→ Data:
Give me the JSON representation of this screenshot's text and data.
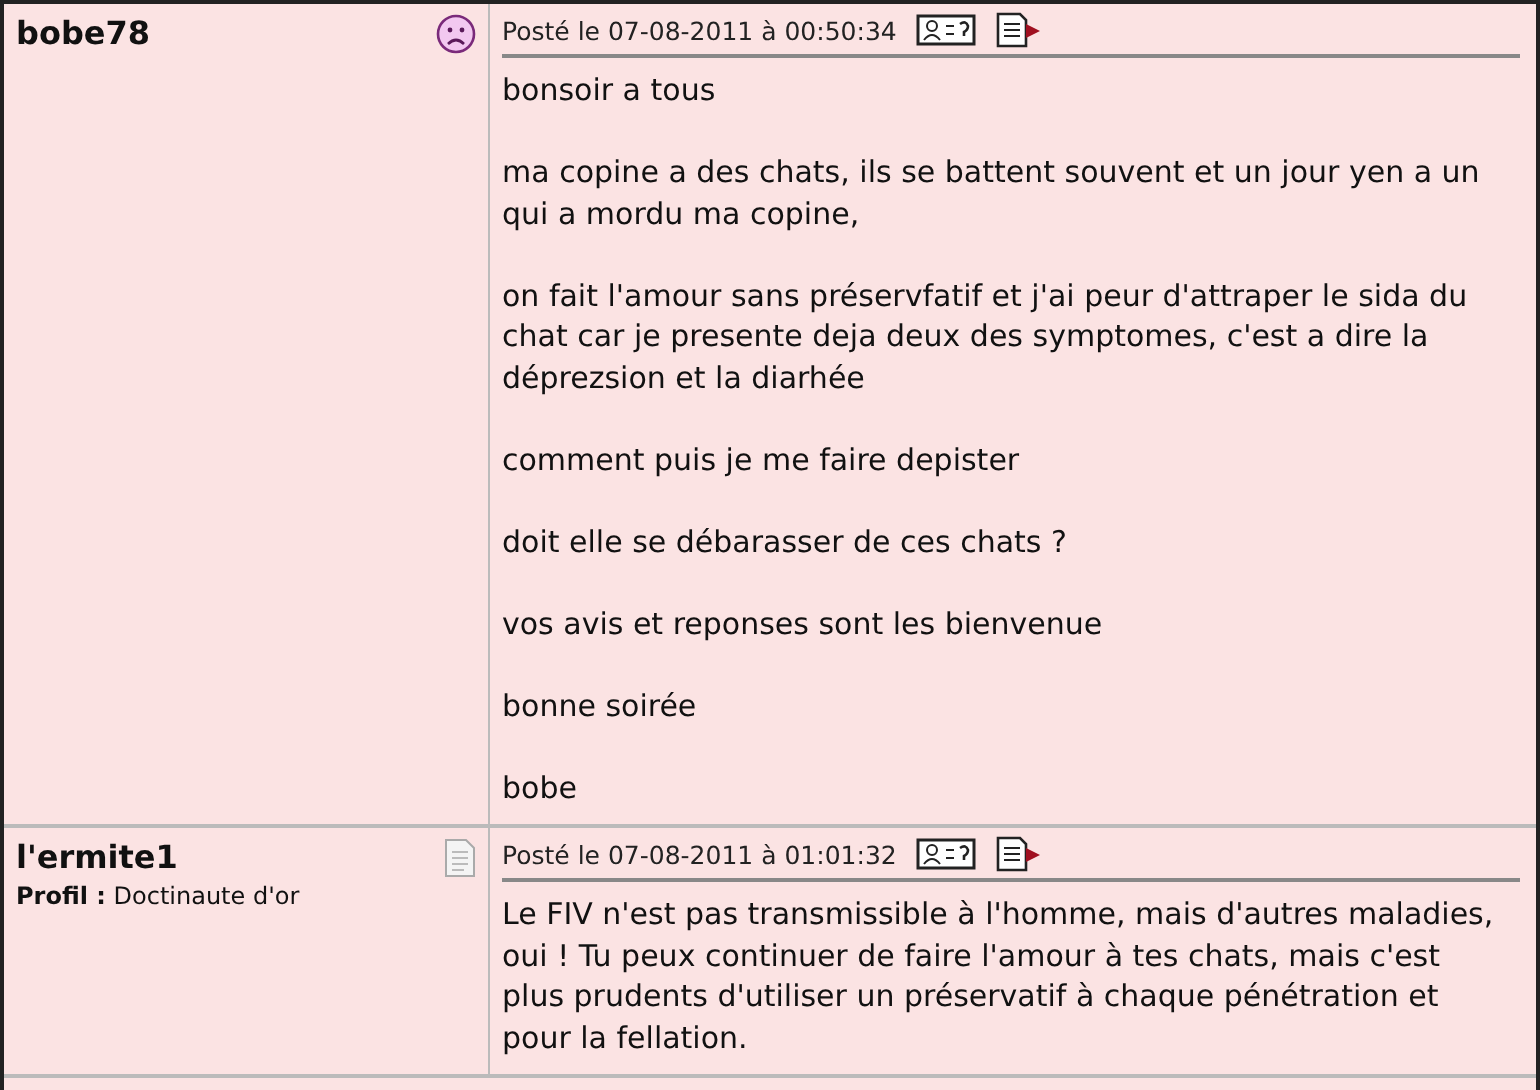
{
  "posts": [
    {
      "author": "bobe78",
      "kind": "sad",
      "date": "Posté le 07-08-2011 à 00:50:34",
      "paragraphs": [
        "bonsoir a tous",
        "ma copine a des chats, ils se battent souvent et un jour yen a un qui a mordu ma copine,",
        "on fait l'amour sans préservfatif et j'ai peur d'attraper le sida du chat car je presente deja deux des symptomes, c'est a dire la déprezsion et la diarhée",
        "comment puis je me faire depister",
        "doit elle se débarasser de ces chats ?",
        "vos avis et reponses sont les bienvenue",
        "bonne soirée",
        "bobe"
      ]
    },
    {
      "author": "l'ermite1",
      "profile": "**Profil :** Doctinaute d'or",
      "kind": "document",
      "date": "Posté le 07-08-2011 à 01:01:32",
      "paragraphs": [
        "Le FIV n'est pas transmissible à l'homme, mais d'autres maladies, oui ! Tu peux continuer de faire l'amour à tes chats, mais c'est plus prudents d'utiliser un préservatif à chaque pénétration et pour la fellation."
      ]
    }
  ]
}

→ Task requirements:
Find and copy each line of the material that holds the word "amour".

→ Exercise answer:
        "on fait l'amour sans préservfatif et j'ai peur d'attraper le sida du chat car je presente deja deux des symptomes, c'est a dire la déprezsion et la diarhée",
        "Le FIV n'est pas transmissible à l'homme, mais d'autres maladies, oui ! Tu peux continuer de faire l'amour à tes chats, mais c'est plus prudents d'utiliser un préservatif à chaque pénétration et pour la fellation."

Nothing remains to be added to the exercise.